The hearing panel also recommended that the respondent be disbarred for his misconduct in No. 92SA176. The assistant disciplinary counsel has not excepted to the panel's recommendations, and the respondent has not appeared in this court. Finding no factors in mitigation that would justify any sanction less than disbarment, we accept the recommendations of the hearing panel and order that the respondent be disbarred.


It is hereby ordered that Patrick Joseph Wilson, III, be disbarred and that his name be stricken from the list of attorneys authorized to practice before this court, effective immediately upon the issuance of this opinion. It is further ordered that Wilson pay the combined costs of these proceedings in the amount of $4,065.63 within ninety days after the announcement of this opinion to the Supreme Court Grievance Committee, 600 Seventeenth Street, Suite 500-S, Dominion Plaza, Denver, Colorado 80202.


[1] C.R.C.P. 241.21 provides, in pertinent part:

Rule 241.21. Required Action After Disbarment, Suspension, or Transfer to Disability Inactive Status

. . . .

(b) Notice to Clients in Pending Matters. A lawyer against whom an order of disbarment, suspension, or transfer to disability inactive status has been entered shall promptly notify in writing by certified mail each client whom he represents in a matter still pending of the order entered against him and of his consequent inability to act as a lawyer after the effective date of such order, and advising such clients to seek legal services elsewhere. In addition, he shall deliver to each client all papers and property to which the client is entitled.

(c) Notice to Parties in Litigation. A lawyer against whom an order of disbarment, suspension, or transfer to disability inactive status is entered and who represents a client in a matter involving litigation or proceedings before an administrative body shall notify that client as required by subsection (b) of this Rule, and shall recommend that the client promptly obtain substitute counsel. In addition, the lawyer must notify in writing by certified mail the opposing counsel of the order entered against him and of his consequent inability to act as a lawyer after the effective date of the order. The notice to opposing counsel shall state the place of residence of the client of the lawyer against whom the order was entered.

If the client of the lawyer against whom an order was entered does not obtain substitute counsel before the effective date of such order, the lawyer must appear before the court or administrative body in which the proceeding is pending and move for leave to withdraw.

(d) Affidavit Filed With Supreme Court. Within ten days after the effective date of the order of disbarment, suspension, or transfer to disability, inactive status, or within such additional time as allowed by the Supreme Court, the lawyer shall file with the Supreme Court an affidavit setting forth a list of all pending matters in which the lawyer served as counsel and showing:

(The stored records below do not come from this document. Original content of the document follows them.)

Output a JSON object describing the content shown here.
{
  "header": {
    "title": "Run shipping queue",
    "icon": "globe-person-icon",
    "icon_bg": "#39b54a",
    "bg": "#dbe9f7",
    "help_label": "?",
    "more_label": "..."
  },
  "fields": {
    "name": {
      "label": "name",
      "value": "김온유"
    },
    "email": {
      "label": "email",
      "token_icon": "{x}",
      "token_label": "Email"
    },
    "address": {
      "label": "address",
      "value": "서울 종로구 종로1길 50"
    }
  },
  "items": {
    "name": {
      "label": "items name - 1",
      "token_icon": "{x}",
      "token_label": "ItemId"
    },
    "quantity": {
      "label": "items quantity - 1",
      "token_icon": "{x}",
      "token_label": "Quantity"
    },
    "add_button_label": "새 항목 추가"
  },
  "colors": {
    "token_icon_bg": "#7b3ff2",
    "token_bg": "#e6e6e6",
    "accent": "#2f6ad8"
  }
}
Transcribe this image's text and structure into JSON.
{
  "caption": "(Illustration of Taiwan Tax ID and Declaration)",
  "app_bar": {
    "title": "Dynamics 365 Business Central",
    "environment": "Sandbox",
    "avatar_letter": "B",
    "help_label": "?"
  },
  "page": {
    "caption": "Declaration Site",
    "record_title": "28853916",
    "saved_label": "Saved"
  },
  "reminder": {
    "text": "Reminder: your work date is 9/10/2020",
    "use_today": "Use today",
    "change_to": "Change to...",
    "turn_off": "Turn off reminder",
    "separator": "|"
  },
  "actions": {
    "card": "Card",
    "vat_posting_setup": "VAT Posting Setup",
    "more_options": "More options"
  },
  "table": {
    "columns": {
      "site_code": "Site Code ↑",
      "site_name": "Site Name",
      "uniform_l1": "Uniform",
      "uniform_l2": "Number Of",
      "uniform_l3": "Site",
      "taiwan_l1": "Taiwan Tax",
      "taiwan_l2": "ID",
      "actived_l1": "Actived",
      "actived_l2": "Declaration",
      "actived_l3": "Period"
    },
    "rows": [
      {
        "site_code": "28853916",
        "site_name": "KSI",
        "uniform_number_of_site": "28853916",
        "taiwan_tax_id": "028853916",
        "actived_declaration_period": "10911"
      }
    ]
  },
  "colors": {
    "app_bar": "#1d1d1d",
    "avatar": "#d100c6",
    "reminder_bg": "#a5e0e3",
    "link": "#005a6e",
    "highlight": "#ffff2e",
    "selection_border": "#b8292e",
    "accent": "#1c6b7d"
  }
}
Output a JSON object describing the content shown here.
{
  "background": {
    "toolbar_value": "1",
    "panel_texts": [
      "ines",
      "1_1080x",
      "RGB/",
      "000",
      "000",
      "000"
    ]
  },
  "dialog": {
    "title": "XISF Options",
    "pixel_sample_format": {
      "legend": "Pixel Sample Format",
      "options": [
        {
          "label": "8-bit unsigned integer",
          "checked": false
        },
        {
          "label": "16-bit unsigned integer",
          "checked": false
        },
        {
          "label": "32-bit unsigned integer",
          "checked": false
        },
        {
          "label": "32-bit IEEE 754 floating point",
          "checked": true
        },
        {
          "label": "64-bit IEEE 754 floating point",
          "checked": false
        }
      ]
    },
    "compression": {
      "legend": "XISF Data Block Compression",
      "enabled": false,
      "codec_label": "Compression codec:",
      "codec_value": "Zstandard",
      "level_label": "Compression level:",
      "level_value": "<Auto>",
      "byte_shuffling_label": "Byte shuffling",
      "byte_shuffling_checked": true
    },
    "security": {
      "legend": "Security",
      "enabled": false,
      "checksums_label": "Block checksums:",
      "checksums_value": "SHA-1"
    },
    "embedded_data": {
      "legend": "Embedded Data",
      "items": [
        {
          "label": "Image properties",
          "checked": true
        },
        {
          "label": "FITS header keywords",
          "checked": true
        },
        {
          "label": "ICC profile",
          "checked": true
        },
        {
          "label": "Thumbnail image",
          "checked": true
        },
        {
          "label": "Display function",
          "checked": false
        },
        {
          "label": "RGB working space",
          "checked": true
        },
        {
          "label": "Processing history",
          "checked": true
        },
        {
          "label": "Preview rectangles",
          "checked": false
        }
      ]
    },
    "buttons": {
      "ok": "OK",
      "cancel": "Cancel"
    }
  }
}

(1) That he has fully complied with the provisions of the order and of this Rule; and

(2) That he has notified every other jurisdiction before which he is admitted to practice law of the order entered against him; and

(3) That he has served a copy of such affidavit upon the Committee Counsel and Disciplinary Counsel.

Such affidavit shall also set forth the address of the lawyer to which communications may thereafter be directed.

In addition, the lawyer shall continue to file a registration statement in accordance with C.R.C.P. 227 for a period of five years following the effective date of the order listing his residence or other address where communications may thereafter be directed to him; provided, however, that the annual registration fee need not be paid during such five-year period unless and until the lawyer is reinstated. Upon reinstatement the lawyer shall pay the annual registration fee for the year in which reinstatement occurs.